====== Data to use ======
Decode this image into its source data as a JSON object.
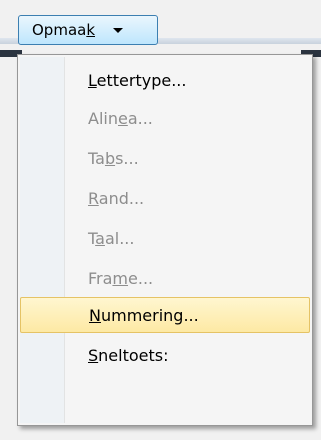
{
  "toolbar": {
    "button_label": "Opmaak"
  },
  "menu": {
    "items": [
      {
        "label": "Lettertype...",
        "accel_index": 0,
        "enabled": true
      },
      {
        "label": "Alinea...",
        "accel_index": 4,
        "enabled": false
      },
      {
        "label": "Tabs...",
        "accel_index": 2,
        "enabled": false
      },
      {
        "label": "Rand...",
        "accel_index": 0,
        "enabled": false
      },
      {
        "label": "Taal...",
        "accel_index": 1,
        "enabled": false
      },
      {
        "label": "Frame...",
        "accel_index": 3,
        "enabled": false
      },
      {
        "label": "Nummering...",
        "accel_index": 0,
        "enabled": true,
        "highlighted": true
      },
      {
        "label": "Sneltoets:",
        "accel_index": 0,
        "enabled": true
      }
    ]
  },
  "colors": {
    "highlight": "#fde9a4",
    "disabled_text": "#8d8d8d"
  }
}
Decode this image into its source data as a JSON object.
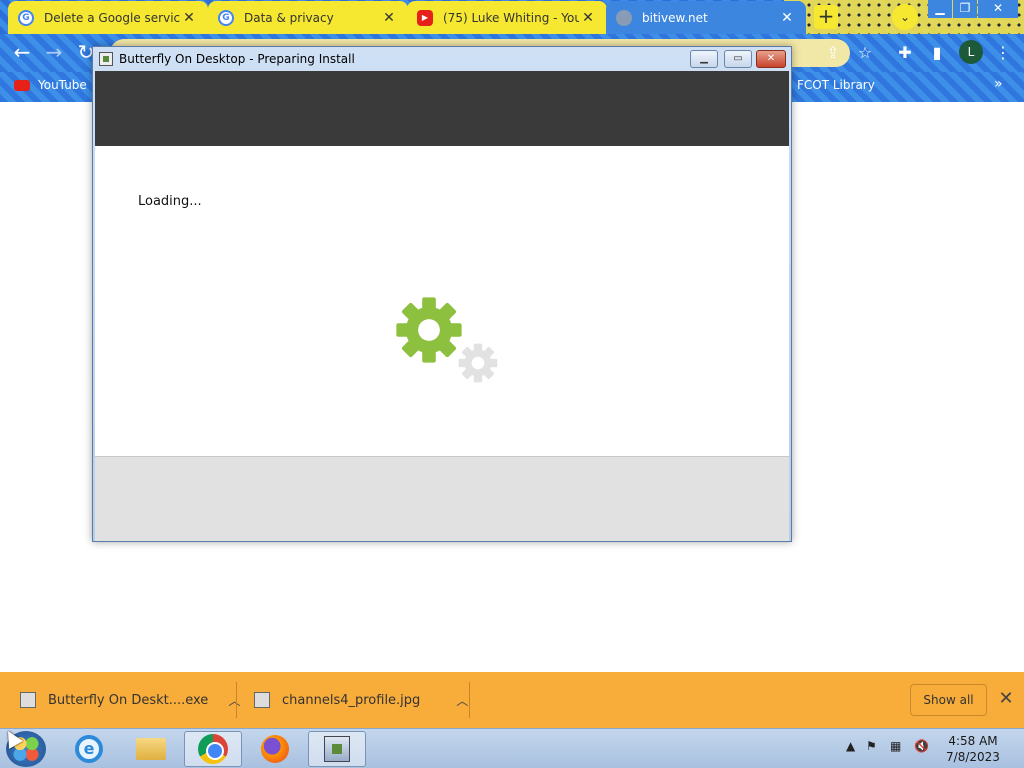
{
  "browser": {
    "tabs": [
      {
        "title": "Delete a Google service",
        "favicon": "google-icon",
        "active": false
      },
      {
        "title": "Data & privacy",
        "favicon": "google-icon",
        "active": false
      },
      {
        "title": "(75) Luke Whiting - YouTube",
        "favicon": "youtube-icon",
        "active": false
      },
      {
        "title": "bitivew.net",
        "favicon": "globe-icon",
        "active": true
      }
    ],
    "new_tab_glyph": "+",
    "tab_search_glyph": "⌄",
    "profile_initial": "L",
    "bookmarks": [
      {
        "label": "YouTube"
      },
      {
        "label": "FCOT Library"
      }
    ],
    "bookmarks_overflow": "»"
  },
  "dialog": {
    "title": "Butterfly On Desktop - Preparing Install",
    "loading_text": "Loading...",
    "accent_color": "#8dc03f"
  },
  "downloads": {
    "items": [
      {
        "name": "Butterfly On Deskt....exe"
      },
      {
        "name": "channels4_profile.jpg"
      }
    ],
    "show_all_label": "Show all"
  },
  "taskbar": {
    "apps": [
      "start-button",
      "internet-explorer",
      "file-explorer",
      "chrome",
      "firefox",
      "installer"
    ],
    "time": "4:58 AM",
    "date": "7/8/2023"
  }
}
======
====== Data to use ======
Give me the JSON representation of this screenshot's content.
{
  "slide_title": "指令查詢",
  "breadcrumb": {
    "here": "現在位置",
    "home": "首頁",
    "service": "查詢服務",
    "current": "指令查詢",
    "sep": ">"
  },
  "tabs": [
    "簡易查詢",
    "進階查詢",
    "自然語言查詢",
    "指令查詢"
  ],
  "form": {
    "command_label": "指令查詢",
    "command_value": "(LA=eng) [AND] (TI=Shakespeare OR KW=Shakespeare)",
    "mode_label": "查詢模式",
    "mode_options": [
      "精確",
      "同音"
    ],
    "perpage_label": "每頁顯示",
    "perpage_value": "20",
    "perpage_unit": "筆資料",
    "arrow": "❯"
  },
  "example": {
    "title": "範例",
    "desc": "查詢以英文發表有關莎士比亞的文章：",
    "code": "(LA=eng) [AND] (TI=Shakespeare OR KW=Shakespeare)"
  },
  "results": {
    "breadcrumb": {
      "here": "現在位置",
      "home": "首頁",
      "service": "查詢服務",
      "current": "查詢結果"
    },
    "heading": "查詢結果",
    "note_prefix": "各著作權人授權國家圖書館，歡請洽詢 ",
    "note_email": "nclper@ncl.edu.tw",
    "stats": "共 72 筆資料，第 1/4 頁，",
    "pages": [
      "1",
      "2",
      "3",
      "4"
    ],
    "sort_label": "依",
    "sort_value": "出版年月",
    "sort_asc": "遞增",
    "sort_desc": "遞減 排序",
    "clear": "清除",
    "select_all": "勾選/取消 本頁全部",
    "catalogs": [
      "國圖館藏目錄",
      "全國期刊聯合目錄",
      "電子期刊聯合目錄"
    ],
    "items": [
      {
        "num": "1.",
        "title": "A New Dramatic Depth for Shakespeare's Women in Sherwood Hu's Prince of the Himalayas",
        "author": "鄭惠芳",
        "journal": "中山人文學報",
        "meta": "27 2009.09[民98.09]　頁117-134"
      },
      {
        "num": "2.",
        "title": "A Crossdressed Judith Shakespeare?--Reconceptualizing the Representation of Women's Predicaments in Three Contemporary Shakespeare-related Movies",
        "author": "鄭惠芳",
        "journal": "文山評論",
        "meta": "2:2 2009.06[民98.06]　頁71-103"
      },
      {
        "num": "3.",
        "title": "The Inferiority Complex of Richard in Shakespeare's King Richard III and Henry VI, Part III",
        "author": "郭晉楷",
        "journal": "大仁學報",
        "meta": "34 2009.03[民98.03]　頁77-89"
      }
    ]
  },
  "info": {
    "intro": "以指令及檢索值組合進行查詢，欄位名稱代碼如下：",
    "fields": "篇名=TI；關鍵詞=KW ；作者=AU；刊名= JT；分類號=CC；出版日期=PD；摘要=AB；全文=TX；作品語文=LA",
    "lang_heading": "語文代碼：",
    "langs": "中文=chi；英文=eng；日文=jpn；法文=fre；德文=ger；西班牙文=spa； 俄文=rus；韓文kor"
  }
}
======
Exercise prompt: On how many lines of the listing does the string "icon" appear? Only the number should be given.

Answer below: 4